This exercise calls for every line of the listing below that contains the word "Delite".
▬▬▬▬▬▬▬▬▬▬
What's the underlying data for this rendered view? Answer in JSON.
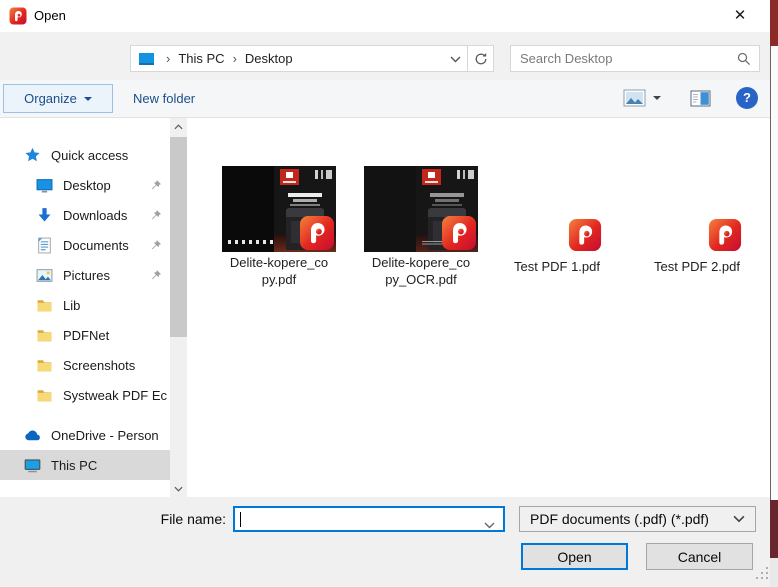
{
  "window": {
    "title": "Open",
    "close_glyph": "✕",
    "app_icon": "pdf-app-icon"
  },
  "navbar": {
    "back_icon": "arrow-left",
    "forward_icon": "arrow-right",
    "history_icon": "chevron-down",
    "up_icon": "arrow-up",
    "breadcrumb": {
      "location_icon": "desktop-location-icon",
      "separator": "›",
      "items": [
        "This PC",
        "Desktop"
      ],
      "refresh_icon": "refresh"
    },
    "search": {
      "placeholder": "Search Desktop",
      "icon": "magnifier"
    }
  },
  "toolbar": {
    "organize_label": "Organize",
    "new_folder_label": "New folder",
    "views_icon": "thumbnails-view",
    "preview_icon": "preview-pane",
    "help_glyph": "?"
  },
  "sidebar": {
    "items": [
      {
        "label": "Quick access",
        "icon": "star",
        "indent": 0,
        "pinned": false,
        "selected": false,
        "gap": 0
      },
      {
        "label": "Desktop",
        "icon": "monitor",
        "indent": 1,
        "pinned": true,
        "selected": false,
        "gap": 0
      },
      {
        "label": "Downloads",
        "icon": "download-arrow",
        "indent": 1,
        "pinned": true,
        "selected": false,
        "gap": 0
      },
      {
        "label": "Documents",
        "icon": "document",
        "indent": 1,
        "pinned": true,
        "selected": false,
        "gap": 0
      },
      {
        "label": "Pictures",
        "icon": "picture",
        "indent": 1,
        "pinned": true,
        "selected": false,
        "gap": 0
      },
      {
        "label": "Lib",
        "icon": "folder",
        "indent": 1,
        "pinned": false,
        "selected": false,
        "gap": 0
      },
      {
        "label": "PDFNet",
        "icon": "folder",
        "indent": 1,
        "pinned": false,
        "selected": false,
        "gap": 0
      },
      {
        "label": "Screenshots",
        "icon": "folder",
        "indent": 1,
        "pinned": false,
        "selected": false,
        "gap": 0
      },
      {
        "label": "Systweak PDF Ec",
        "icon": "folder",
        "indent": 1,
        "pinned": false,
        "selected": false,
        "gap": 0
      },
      {
        "label": "OneDrive - Person",
        "icon": "cloud",
        "indent": 0,
        "pinned": false,
        "selected": false,
        "gap": 10
      },
      {
        "label": "This PC",
        "icon": "computer",
        "indent": 0,
        "pinned": false,
        "selected": true,
        "gap": 0
      }
    ]
  },
  "files": {
    "items": [
      {
        "name": "Delite-kopere_copy.pdf",
        "lines": [
          "Delite-kopere_co",
          "py.pdf"
        ],
        "kind": "thumbnail"
      },
      {
        "name": "Delite-kopere_copy_OCR.pdf",
        "lines": [
          "Delite-kopere_co",
          "py_OCR.pdf"
        ],
        "kind": "thumbnail"
      },
      {
        "name": "Test PDF 1.pdf",
        "lines": [
          "Test PDF 1.pdf"
        ],
        "kind": "icon"
      },
      {
        "name": "Test PDF 2.pdf",
        "lines": [
          "Test PDF 2.pdf"
        ],
        "kind": "icon"
      }
    ]
  },
  "footer": {
    "file_name_label": "File name:",
    "file_name_value": "",
    "file_type_value": "PDF documents (.pdf) (*.pdf)",
    "open_label": "Open",
    "cancel_label": "Cancel"
  },
  "colors": {
    "accent": "#0078d7",
    "command_text": "#1d4e89",
    "app_red": "#e2261f",
    "selected_row": "#d9d9d9"
  }
}
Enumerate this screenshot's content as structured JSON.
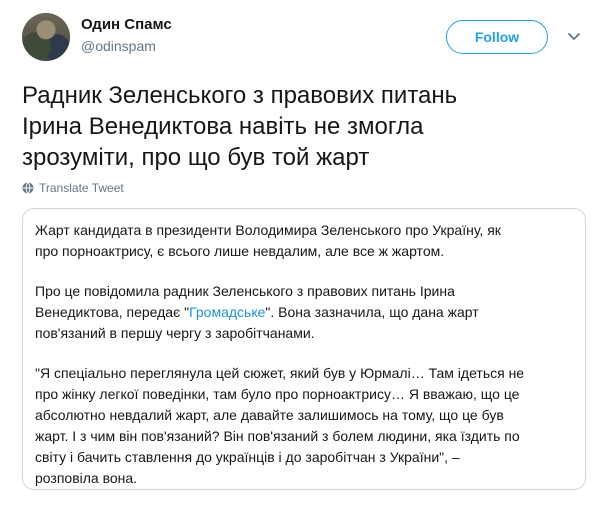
{
  "author": {
    "display_name": "Один Спамс",
    "handle": "@odinspam"
  },
  "actions": {
    "follow_label": "Follow",
    "more_icon": "chevron-down-icon"
  },
  "tweet": {
    "text_lines": [
      "Радник Зеленського з правових питань",
      "Ірина Венедиктова навіть не змогла",
      "зрозуміти, про що був той жарт"
    ],
    "translate_label": "Translate Tweet"
  },
  "quoted_article": {
    "paragraph1": [
      "Жарт кандидата в президенти Володимира Зеленського про Україну, як",
      "про порноактрису, є всього лише невдалим, але все ж жартом."
    ],
    "paragraph2": {
      "line1": "Про це повідомила радник Зеленського з правових питань Ірина",
      "line2_before": "Венедиктова, передає \"",
      "line2_link": "Громадське",
      "line2_after": "\". Вона зазначила, що дана жарт",
      "line3": "пов'язаний в першу чергу з заробітчанами."
    },
    "paragraph3": [
      "\"Я спеціально переглянула цей сюжет, який був у Юрмалі… Там ідеться не",
      "про жінку легкої поведінки, там було про порноактрису… Я вважаю, що це",
      "абсолютно невдалий жарт, але давайте залишимось на тому, що це був",
      "жарт. І з чим він пов'язаний? Він пов'язаний з болем людини, яка їздить по",
      "світу і бачить ставлення до українців і до заробітчан з України\", –",
      "розповіла вона."
    ]
  },
  "colors": {
    "accent": "#1da1f2",
    "link": "#1b95e0",
    "secondary_text": "#657786",
    "border": "#ccd6dd"
  }
}
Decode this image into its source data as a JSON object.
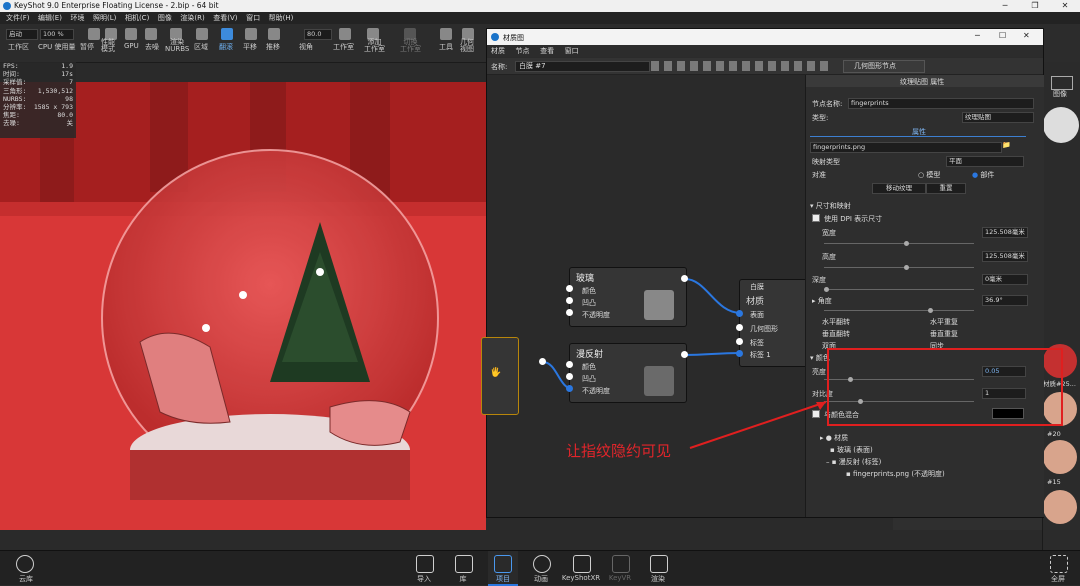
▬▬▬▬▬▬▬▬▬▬
**Answer**
        "name": "Delite-kopere_copy.pdf",
          "Delite-kopere_co",
        "name": "Delite-kopere_copy_OCR.pdf",
          "Delite-kopere_co",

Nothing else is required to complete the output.